→ **Problem statement**
Collect every line of the records below that contains the word "time".

→ **Data under study**
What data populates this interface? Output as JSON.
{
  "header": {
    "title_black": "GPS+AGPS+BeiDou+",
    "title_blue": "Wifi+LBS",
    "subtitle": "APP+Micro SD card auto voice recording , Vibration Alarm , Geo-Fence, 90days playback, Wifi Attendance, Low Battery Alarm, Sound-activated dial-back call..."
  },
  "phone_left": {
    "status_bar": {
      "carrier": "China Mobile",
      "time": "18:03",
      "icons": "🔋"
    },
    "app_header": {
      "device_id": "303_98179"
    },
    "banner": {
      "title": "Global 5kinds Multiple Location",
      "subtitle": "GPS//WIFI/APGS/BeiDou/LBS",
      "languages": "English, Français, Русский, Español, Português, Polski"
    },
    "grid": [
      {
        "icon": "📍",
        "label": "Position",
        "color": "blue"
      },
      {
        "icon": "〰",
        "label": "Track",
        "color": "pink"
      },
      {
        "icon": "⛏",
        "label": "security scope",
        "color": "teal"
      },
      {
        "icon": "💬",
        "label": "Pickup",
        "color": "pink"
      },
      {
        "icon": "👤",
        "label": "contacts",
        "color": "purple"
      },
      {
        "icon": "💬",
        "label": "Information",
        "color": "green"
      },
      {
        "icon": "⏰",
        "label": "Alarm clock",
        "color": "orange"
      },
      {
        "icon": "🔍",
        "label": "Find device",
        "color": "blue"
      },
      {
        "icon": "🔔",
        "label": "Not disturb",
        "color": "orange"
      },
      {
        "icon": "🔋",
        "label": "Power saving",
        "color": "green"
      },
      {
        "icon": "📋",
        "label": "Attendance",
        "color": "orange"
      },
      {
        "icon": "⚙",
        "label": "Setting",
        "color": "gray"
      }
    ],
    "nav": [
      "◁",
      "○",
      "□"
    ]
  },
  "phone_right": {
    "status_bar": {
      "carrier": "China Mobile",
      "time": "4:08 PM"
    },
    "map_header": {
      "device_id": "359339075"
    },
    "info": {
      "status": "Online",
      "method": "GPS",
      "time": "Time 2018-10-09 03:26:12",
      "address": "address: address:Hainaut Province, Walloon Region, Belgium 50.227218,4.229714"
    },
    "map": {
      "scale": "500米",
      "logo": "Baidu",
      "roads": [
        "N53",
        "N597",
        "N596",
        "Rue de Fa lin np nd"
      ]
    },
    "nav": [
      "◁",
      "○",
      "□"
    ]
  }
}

→ **Exercise output**
      "time": "18:03",
      "time": "4:08 PM"
      "time": "Time 2018-10-09 03:26:12",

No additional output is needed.